After failing to obtain a position at UNL, she moved to Pennsylvania, where she taught high school and worked for Home Monthly and McClure's Magazine. The latter publication serialized her first novel, Alexander's Bridge, which was heavily influenced by Henry James. She met author Sarah Orne Jewett, who advised Cather to rely less on the influence of James and more on her native Nebraska.
For her novels she returned to the prarie for inspiration, and these works became popular and critical successes. She won the Pulitzer Prize in 1923 for One Of Ours (1922). She was celebrated by critics like H.L. Mencken for writing about ordinary people in plainspoken language. When he won the Nobel Prize in Literature, Sinclair Lewis said Cather should have won it instead. However, later critics attacked Cather, a political conservative, for ignoring the plight of those ordinary people and tended to favor more experimental authors.
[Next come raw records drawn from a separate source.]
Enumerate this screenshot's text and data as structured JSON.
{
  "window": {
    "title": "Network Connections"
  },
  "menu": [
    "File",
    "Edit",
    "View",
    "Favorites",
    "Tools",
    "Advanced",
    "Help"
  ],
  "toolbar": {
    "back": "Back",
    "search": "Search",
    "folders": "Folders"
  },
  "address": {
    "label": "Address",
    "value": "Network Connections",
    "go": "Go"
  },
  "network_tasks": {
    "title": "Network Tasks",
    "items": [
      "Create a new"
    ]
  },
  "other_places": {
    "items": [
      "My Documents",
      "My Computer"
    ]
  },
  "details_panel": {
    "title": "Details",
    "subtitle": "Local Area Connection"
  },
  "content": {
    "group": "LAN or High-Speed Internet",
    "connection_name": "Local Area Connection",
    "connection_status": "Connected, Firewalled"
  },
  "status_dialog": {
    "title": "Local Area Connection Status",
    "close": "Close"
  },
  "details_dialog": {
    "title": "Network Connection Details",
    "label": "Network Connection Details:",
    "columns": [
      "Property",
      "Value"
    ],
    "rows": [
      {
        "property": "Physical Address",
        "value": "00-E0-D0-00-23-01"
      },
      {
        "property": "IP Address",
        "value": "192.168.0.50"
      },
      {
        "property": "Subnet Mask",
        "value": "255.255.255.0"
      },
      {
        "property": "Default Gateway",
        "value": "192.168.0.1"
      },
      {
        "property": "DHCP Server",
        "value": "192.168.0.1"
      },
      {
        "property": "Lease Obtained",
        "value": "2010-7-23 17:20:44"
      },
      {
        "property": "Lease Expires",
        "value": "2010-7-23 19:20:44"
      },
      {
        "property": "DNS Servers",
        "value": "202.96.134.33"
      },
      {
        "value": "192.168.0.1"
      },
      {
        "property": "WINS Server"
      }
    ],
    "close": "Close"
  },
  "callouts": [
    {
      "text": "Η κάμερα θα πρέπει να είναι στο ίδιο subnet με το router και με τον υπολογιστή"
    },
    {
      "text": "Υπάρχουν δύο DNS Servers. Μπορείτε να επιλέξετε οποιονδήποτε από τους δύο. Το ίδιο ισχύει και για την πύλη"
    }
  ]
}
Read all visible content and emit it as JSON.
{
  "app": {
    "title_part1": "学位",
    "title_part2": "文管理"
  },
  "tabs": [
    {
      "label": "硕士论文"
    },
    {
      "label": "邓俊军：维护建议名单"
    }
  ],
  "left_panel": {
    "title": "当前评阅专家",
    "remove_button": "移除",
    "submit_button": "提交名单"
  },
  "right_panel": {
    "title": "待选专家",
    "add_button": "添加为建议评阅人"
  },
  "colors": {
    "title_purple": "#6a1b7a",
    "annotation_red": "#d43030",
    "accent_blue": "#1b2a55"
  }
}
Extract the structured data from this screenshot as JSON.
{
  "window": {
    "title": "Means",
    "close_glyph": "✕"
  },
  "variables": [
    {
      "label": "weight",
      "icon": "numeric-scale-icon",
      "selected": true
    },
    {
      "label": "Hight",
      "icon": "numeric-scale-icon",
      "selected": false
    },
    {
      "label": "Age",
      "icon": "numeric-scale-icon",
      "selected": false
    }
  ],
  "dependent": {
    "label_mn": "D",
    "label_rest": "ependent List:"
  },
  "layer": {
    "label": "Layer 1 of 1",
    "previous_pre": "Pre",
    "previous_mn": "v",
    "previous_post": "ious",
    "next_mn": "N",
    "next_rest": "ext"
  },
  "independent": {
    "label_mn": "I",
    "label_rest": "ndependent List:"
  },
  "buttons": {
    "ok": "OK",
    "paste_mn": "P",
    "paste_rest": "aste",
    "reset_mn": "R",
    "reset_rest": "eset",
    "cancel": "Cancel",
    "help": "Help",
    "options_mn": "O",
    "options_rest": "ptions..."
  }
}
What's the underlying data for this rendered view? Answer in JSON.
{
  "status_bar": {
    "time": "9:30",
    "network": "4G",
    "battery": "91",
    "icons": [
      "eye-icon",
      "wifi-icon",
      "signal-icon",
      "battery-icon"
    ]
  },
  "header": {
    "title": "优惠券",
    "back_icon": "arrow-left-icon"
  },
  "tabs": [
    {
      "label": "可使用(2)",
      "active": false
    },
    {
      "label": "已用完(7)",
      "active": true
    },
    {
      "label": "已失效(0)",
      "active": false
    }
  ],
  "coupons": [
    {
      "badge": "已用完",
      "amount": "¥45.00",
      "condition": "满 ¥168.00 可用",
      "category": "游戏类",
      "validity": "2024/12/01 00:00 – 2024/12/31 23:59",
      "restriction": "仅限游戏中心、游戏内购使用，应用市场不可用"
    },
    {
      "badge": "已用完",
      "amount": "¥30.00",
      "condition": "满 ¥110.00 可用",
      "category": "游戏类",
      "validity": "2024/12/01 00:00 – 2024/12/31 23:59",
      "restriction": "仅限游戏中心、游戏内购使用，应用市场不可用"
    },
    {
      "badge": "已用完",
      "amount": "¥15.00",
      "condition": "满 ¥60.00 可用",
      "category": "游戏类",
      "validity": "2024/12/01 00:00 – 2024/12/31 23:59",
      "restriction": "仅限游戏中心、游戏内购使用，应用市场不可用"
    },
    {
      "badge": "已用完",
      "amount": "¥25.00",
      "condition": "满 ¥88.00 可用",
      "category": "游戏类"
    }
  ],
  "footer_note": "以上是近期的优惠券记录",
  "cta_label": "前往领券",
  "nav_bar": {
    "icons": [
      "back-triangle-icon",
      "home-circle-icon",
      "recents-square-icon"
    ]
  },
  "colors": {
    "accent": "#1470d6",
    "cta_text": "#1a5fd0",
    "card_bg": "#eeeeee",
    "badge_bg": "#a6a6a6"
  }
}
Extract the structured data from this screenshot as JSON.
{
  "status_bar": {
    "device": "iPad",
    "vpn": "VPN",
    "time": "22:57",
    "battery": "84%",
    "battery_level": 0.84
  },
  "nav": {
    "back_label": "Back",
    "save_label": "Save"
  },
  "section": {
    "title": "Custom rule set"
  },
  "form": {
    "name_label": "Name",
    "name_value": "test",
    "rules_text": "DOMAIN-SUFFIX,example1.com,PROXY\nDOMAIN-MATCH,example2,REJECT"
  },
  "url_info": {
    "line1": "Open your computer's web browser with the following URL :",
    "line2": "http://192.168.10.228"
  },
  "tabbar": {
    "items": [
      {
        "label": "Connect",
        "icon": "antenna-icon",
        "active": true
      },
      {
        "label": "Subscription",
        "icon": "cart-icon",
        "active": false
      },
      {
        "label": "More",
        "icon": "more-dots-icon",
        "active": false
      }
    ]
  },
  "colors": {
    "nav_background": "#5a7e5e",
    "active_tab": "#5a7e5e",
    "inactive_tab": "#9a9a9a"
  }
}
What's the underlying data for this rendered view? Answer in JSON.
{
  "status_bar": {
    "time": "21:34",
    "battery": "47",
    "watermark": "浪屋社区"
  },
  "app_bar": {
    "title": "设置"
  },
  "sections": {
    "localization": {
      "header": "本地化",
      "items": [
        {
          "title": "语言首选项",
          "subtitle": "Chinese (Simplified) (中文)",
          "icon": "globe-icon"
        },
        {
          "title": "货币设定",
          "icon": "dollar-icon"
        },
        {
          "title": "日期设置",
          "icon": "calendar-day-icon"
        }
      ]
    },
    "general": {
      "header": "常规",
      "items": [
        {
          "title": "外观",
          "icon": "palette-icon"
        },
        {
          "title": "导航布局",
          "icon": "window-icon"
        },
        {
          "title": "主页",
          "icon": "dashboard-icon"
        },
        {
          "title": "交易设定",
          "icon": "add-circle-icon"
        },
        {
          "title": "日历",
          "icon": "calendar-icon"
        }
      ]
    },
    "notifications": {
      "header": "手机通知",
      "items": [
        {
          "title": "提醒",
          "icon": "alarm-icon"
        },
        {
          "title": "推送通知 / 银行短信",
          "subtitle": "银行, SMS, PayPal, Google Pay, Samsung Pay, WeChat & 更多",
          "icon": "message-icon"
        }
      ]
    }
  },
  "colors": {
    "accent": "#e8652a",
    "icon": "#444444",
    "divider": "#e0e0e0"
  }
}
In 1973, Willa Cather was honored by the United States Postal Service with her image on a postage stamp